For those affected by celiac disease, following a strict gluten-free diet is the only way to avoid its ill effects. Do you know what you need to put on the table?
Gluten is a protein found in wheat, rye and barley, and when someone with celiac disease ingests even a small amount, it elicits an immune response in the body that damages the villi — small fingerlike projections that line the small intestine — and hinders nutrient absorption, causing digestive ailments and more.
It can sometimes seem difficult to avoid gluten, especially for those who love pasta and bread, but it’s crucial. For the one in 100 people in the U.S. affected by celiac disease, long-term effects when untreated can include early onset osteoporosis, development of autoimmune disorders, gall bladder malfunction, heart disease, liver failure, malnutrition, neurological conditions, intestinal cancers and more, according to the Celiac Disease Foundation.
Developing a gluten-free meal plan is an important step when dealing with celiac disease. Maury Regional Health (MRH) offers one-on-one nutrition counseling with a team of registered dietitians who help patients set dietary goals and create a tailored plan.
Nutrition consultations at MRH, offered with a physician’s order, generally last 30 minutes to an hour and are offered on a one-time or recurring basis, depending on a physician’s recommendation. Some insurance plans cover medical nutrition therapy for certain health conditions including diabetes and chronic kidney disease. Patients are encouraged to check with their specific insurance plan for details of coverage.
“The long-term effects of continual ingestion of gluten for someone with celiac disease can be serious, so it’s important to consult your physician if you’re experiencing symptoms,” said Keri Howell, chief clinical dietitian at MRH. “Together with your physician, we can develop a gluten-free meal plan that meets your personal nutritional needs and doesn’t lack on taste.”
It’s important to base your gluten-free meal plan around fruits, vegetables, red meat, poultry, seafood, dairy, beans, legumes and nuts. Some naturally gluten-free starches that you can add include corn, flax, nut flours, potatoes, quinoa, rice and soy.
There are gluten-free alternatives for most gluten-rich foods widely available.

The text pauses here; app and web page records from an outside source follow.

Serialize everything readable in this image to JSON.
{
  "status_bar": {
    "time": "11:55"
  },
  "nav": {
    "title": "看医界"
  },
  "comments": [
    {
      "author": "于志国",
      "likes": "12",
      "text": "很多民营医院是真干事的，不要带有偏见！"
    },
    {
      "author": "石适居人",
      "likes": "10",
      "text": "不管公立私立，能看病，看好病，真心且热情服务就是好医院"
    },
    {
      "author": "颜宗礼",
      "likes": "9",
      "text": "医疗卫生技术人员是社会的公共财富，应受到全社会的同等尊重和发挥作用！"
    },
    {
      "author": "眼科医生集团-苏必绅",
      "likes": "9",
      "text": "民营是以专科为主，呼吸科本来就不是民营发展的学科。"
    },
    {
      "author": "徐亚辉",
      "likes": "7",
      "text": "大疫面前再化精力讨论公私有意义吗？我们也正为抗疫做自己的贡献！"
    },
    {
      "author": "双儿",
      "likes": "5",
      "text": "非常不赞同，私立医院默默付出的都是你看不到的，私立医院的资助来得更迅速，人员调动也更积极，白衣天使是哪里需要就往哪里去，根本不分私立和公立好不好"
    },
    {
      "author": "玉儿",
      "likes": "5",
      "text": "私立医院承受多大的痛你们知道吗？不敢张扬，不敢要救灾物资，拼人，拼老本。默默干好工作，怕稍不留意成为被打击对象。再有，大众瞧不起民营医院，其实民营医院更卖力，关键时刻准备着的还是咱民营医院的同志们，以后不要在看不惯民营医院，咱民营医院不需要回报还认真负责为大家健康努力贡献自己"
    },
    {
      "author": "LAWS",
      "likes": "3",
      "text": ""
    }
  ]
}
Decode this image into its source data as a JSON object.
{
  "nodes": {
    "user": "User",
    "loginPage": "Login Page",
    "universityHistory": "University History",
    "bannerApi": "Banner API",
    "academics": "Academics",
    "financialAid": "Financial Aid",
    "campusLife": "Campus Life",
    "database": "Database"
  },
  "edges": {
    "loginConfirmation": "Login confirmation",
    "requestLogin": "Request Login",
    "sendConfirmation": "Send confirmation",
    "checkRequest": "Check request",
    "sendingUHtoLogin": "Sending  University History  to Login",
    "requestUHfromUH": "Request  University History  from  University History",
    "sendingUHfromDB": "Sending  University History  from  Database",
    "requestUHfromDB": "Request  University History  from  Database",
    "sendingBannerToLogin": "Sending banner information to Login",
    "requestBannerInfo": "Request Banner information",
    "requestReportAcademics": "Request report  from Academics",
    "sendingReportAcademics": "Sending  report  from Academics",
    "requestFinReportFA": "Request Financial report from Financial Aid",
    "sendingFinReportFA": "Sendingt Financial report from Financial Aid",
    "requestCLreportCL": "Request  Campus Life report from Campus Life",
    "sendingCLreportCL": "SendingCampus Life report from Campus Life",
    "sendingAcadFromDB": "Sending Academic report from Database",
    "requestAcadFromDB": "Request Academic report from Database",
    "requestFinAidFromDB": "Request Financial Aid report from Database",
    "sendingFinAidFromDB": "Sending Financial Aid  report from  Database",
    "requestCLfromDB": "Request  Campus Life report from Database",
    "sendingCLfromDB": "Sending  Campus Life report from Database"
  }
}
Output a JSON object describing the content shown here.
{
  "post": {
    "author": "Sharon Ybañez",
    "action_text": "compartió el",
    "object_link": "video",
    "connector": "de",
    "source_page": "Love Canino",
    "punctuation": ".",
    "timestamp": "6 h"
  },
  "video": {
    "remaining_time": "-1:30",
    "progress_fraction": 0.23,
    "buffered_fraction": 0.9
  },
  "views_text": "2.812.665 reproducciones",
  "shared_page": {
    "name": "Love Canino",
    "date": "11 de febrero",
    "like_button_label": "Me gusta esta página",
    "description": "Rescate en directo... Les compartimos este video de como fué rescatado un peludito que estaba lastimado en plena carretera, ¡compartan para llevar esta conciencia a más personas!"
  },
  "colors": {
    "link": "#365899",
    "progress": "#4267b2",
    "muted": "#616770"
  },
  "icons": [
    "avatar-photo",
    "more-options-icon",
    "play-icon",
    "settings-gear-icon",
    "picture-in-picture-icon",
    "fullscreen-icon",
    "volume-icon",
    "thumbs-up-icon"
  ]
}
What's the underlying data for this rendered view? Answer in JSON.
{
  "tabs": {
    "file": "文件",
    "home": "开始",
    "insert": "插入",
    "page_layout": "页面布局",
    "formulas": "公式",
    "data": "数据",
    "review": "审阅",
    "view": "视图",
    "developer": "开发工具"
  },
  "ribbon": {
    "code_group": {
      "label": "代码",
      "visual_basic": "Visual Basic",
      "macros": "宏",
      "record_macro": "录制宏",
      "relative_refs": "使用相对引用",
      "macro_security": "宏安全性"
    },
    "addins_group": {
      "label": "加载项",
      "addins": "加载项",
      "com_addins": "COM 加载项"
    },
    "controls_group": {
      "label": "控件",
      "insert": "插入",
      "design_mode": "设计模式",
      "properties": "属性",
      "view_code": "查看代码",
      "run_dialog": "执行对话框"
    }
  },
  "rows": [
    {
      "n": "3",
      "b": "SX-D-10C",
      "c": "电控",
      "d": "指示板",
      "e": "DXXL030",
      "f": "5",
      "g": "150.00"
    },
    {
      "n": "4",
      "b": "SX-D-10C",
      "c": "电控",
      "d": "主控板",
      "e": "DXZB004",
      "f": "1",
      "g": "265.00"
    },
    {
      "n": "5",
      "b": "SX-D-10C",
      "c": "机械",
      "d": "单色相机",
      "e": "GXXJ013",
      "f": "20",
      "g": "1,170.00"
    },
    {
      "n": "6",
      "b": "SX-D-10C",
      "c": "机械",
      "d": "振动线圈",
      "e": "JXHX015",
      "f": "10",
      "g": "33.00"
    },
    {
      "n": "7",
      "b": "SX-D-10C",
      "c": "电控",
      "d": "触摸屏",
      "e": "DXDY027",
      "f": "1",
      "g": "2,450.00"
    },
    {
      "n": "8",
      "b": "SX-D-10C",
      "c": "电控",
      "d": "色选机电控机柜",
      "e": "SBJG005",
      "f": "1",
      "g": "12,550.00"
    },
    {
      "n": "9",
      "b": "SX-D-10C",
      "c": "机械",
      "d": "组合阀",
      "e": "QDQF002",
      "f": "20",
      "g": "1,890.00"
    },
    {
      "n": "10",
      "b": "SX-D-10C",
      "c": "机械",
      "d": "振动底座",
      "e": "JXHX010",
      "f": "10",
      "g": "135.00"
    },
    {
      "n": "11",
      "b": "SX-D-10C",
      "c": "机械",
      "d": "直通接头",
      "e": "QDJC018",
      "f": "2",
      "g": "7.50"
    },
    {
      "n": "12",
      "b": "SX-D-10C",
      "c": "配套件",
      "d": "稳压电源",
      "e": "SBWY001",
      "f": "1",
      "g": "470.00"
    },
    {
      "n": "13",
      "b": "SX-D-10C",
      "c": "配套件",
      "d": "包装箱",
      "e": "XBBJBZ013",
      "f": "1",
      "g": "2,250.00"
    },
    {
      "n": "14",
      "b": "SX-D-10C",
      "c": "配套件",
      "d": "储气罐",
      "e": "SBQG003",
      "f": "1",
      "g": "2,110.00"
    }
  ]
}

When you’re shopping, look for a gluten-free label, which means the Food and Drug Administration (FDA) has certified the food has less than 20 parts per million of gluten.
“Those with celiac disease need to look closely at the packaged foods they buy,” Howell said. “Check for a gluten-free label and read the ingredients on packaged food thoroughly, checking specifically for wheat, barley, rye, malt, brewer’s yeast and oats.”
Remember that celiac disease can develop at any age, so just because you’ve always eaten gluten-rich foods without issue doesn’t mean it can’t change. Celiac disease is also hereditary, and your risk of developing it goes to one in 10 if a parent is diagnosed positive, according to the Celiac Disease Foundation.
More resources on celiac disease, including a Symptoms Assessment Tool that can identify if you’re at an increased risk, can be found at Celiac.org.
For more information on nutrition counseling at MRH, visit MauryRegional.com/NutritionCounseling.